4. When you go to the interview, be enthusiastic, honest and authentic, especially with a recruiter who represents multiple companies. If this particular job isn’t for you, you can communicate that you’re interested in other opportunities when they come up. If you’ve made a good impression, they’ll call you next time they have a position that matches your skills.
5. You might learn something new about the questions currently being asked by hiring managers for this type of position. The requirements may have changed since you were last in the job market and you could gain some important insights for future interviews.
6. You might also learn if there is anything confusing about your resume and/or cover letter. If the recruiter asks you to clarify a particular bit of experience or education, it’s an opportunity for you to go back and refine your resume before you apply for more jobs.
What if you already agreed to the interview and now you need to re-schedule or want to cancel? This could be a sticky situation and needs to be handled with finesse.
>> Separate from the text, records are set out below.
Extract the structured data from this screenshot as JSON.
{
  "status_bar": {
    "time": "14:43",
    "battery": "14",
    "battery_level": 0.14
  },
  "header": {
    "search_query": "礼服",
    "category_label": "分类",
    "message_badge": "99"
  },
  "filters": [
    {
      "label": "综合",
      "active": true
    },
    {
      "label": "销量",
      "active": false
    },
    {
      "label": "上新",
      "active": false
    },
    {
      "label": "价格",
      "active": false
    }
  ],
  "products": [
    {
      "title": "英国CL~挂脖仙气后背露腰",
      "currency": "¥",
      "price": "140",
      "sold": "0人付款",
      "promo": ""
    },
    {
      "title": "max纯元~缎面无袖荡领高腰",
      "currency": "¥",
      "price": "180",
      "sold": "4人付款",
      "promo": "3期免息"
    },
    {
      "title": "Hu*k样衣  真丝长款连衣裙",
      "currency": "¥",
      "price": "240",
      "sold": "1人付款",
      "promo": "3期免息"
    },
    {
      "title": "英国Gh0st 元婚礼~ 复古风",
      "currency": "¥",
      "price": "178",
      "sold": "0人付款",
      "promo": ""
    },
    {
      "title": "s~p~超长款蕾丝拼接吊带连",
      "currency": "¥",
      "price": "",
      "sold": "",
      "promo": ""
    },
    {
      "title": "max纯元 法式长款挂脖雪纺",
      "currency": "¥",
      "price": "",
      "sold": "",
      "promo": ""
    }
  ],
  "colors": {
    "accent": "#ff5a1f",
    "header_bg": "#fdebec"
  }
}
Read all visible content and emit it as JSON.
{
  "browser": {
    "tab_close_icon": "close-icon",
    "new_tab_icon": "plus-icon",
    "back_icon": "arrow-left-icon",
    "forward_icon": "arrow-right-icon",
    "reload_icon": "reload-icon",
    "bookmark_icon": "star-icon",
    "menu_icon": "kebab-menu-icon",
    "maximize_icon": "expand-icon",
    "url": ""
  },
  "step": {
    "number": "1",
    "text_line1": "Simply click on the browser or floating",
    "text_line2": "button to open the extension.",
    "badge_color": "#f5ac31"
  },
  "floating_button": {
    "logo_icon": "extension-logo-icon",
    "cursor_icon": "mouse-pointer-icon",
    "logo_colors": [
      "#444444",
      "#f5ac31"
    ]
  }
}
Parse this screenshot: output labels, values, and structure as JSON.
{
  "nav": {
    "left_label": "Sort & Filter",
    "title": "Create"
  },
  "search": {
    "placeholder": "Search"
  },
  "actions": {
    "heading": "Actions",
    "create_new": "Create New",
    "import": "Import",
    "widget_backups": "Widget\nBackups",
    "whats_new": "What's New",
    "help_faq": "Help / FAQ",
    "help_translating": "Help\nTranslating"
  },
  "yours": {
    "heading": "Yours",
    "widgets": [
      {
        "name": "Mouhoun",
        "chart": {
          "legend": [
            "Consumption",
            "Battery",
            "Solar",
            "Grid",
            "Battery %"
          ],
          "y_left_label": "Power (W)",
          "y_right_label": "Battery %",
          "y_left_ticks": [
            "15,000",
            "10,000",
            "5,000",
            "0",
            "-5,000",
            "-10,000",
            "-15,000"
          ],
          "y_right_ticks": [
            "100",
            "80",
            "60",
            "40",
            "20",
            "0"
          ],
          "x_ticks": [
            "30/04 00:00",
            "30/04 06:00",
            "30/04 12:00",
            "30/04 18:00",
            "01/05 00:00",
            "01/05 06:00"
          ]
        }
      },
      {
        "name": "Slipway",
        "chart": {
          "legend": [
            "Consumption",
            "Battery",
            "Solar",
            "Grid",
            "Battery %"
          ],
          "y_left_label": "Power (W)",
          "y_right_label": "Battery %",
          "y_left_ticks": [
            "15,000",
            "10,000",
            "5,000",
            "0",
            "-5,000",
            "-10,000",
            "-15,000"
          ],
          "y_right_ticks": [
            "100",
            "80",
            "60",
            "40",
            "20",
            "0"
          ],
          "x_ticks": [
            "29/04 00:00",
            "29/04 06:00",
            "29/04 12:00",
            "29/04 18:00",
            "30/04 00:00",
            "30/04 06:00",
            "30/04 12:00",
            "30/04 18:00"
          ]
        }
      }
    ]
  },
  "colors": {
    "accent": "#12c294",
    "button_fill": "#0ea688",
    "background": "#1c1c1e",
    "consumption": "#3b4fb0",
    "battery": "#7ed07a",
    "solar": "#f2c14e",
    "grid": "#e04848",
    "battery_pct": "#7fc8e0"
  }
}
If you have a perfectly acceptable reason such as illness, a family emergency or an unavoidable work conflict, chances are the interviewer will understand.
- Make sure you contact the interviewer as soon as possible to re-schedule or cancel. Use the same communication method you’ve been using so far, such as email or phone call, so you’ll be sure to reach him/her.
- If you’re cancelling because you’ve accepted another offer, be gracious and show appreciation for their interest and let them know you’re no longer looking for a position. You don’t have to provide details, but you can share that you’ve accepted another position at this time.
- If you’ve decided you cannot manage the commute, or the job represents a pay-cut you can’t afford or a loss of benefits, cancel the appointment and be honest. Hiring managers are busy and don’t want to waste time. They also won’t want you to make up unbelievable excuses… it’s unprofessional.
- Be sure not to burn any bridges by making any derogatory remarks about the company or the position. You never know what the future holds and when you may meet this person again socially, professionally, or in another hiring situation.
In the future, after considering all the reasons you should attend, you may find it’s best to politely decline an interview instead of having to cancel after the fact. You should let the recruiter know as soon as possible that you’re no longer interested and be sure to thank them for their time. If you want them to keep you in the loop for future opportunities, be sure to let them know and keep in touch.